An exact reprint of the data below is required, line for line.
----- PROVIDED RECORDS -----
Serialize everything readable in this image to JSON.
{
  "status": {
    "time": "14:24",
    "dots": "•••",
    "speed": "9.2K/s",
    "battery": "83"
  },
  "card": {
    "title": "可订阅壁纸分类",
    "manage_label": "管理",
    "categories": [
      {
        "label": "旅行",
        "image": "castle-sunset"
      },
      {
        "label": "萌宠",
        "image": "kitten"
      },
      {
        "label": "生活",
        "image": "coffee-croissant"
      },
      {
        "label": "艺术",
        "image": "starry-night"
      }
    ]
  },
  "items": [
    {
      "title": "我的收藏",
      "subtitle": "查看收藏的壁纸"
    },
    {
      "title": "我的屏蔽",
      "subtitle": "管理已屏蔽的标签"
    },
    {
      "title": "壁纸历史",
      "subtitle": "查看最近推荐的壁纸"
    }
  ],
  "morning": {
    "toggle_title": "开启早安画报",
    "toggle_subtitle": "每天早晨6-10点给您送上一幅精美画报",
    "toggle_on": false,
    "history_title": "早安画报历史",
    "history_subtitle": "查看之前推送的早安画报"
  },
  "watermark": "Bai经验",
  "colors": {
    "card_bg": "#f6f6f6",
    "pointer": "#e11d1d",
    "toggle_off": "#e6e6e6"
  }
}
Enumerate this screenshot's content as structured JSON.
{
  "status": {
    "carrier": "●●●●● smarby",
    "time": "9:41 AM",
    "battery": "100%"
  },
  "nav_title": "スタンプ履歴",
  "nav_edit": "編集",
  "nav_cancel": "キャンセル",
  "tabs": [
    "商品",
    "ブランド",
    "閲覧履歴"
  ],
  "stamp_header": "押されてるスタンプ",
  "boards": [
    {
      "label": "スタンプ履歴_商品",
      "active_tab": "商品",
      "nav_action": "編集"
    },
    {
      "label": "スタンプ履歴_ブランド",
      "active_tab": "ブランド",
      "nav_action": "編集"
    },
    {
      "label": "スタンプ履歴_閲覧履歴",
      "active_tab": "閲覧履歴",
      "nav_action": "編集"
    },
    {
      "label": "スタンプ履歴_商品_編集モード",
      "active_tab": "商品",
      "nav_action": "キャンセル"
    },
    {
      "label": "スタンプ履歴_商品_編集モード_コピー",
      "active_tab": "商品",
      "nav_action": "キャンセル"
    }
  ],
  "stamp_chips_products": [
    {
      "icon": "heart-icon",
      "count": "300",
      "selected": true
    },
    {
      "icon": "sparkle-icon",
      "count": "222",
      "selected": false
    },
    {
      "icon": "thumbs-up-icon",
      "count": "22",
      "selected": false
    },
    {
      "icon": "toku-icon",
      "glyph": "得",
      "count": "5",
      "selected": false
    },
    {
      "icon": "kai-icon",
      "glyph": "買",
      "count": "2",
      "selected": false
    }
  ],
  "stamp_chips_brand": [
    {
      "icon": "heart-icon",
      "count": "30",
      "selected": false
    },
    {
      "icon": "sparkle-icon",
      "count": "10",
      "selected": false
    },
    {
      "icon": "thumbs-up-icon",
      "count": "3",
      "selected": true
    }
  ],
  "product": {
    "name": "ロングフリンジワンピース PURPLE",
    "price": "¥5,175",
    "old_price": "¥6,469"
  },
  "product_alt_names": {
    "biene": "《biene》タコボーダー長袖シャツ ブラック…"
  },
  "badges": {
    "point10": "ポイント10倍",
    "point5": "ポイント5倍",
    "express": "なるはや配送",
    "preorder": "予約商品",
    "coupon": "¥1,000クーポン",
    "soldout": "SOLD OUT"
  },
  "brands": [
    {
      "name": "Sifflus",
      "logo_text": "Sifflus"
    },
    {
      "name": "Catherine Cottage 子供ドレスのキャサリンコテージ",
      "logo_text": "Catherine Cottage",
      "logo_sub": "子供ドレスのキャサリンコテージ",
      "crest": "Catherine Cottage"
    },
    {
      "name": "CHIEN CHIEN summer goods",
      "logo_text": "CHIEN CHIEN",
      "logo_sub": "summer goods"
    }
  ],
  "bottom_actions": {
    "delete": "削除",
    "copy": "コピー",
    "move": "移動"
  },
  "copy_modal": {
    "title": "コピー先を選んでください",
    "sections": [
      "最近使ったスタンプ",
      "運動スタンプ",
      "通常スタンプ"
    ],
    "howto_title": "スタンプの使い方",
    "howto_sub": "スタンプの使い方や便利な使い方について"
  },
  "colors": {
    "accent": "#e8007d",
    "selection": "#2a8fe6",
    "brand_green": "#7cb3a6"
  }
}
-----
▶ _SOLUTION BELOW_
Serialize everything readable in this image to JSON.
{
  "status": {
    "time": "14:24",
    "dots": "•••",
    "speed": "9.2K/s",
    "battery": "83"
  },
  "card": {
    "title": "可订阅壁纸分类",
    "manage_label": "管理",
    "categories": [
      {
        "label": "旅行",
        "image": "castle-sunset"
      },
      {
        "label": "萌宠",
        "image": "kitten"
      },
      {
        "label": "生活",
        "image": "coffee-croissant"
      },
      {
        "label": "艺术",
        "image": "starry-night"
      }
    ]
  },
  "items": [
    {
      "title": "我的收藏",
      "subtitle": "查看收藏的壁纸"
    },
    {
      "title": "我的屏蔽",
      "subtitle": "管理已屏蔽的标签"
    },
    {
      "title": "壁纸历史",
      "subtitle": "查看最近推荐的壁纸"
    }
  ],
  "morning": {
    "toggle_title": "开启早安画报",
    "toggle_subtitle": "每天早晨6-10点给您送上一幅精美画报",
    "toggle_on": false,
    "history_title": "早安画报历史",
    "history_subtitle": "查看之前推送的早安画报"
  },
  "watermark": "Bai经验",
  "colors": {
    "card_bg": "#f6f6f6",
    "pointer": "#e11d1d",
    "toggle_off": "#e6e6e6"
  }
}
Enumerate this screenshot's content as structured JSON.
{
  "status": {
    "carrier": "●●●●● smarby",
    "time": "9:41 AM",
    "battery": "100%"
  },
  "nav_title": "スタンプ履歴",
  "nav_edit": "編集",
  "nav_cancel": "キャンセル",
  "tabs": [
    "商品",
    "ブランド",
    "閲覧履歴"
  ],
  "stamp_header": "押されてるスタンプ",
  "boards": [
    {
      "label": "スタンプ履歴_商品",
      "active_tab": "商品",
      "nav_action": "編集"
    },
    {
      "label": "スタンプ履歴_ブランド",
      "active_tab": "ブランド",
      "nav_action": "編集"
    },
    {
      "label": "スタンプ履歴_閲覧履歴",
      "active_tab": "閲覧履歴",
      "nav_action": "編集"
    },
    {
      "label": "スタンプ履歴_商品_編集モード",
      "active_tab": "商品",
      "nav_action": "キャンセル"
    },
    {
      "label": "スタンプ履歴_商品_編集モード_コピー",
      "active_tab": "商品",
      "nav_action": "キャンセル"
    }
  ],
  "stamp_chips_products": [
    {
      "icon": "heart-icon",
      "count": "300",
      "selected": true
    },
    {
      "icon": "sparkle-icon",
      "count": "222",
      "selected": false
    },
    {
      "icon": "thumbs-up-icon",
      "count": "22",
      "selected": false
    },
    {
      "icon": "toku-icon",
      "glyph": "得",
      "count": "5",
      "selected": false
    },
    {
      "icon": "kai-icon",
      "glyph": "買",
      "count": "2",
      "selected": false
    }
  ],
  "stamp_chips_brand": [
    {
      "icon": "heart-icon",
      "count": "30",
      "selected": false
    },
    {
      "icon": "sparkle-icon",
      "count": "10",
      "selected": false
    },
    {
      "icon": "thumbs-up-icon",
      "count": "3",
      "selected": true
    }
  ],
  "product": {
    "name": "ロングフリンジワンピース PURPLE",
    "price": "¥5,175",
    "old_price": "¥6,469"
  },
  "product_alt_names": {
    "biene": "《biene》タコボーダー長袖シャツ ブラック…"
  },
  "badges": {
    "point10": "ポイント10倍",
    "point5": "ポイント5倍",
    "express": "なるはや配送",
    "preorder": "予約商品",
    "coupon": "¥1,000クーポン",
    "soldout": "SOLD OUT"
  },
  "brands": [
    {
      "name": "Sifflus",
      "logo_text": "Sifflus"
    },
    {
      "name": "Catherine Cottage 子供ドレスのキャサリンコテージ",
      "logo_text": "Catherine Cottage",
      "logo_sub": "子供ドレスのキャサリンコテージ",
      "crest": "Catherine Cottage"
    },
    {
      "name": "CHIEN CHIEN summer goods",
      "logo_text": "CHIEN CHIEN",
      "logo_sub": "summer goods"
    }
  ],
  "bottom_actions": {
    "delete": "削除",
    "copy": "コピー",
    "move": "移動"
  },
  "copy_modal": {
    "title": "コピー先を選んでください",
    "sections": [
      "最近使ったスタンプ",
      "運動スタンプ",
      "通常スタンプ"
    ],
    "howto_title": "スタンプの使い方",
    "howto_sub": "スタンプの使い方や便利な使い方について"
  },
  "colors": {
    "accent": "#e8007d",
    "selection": "#2a8fe6",
    "brand_green": "#7cb3a6"
  }
}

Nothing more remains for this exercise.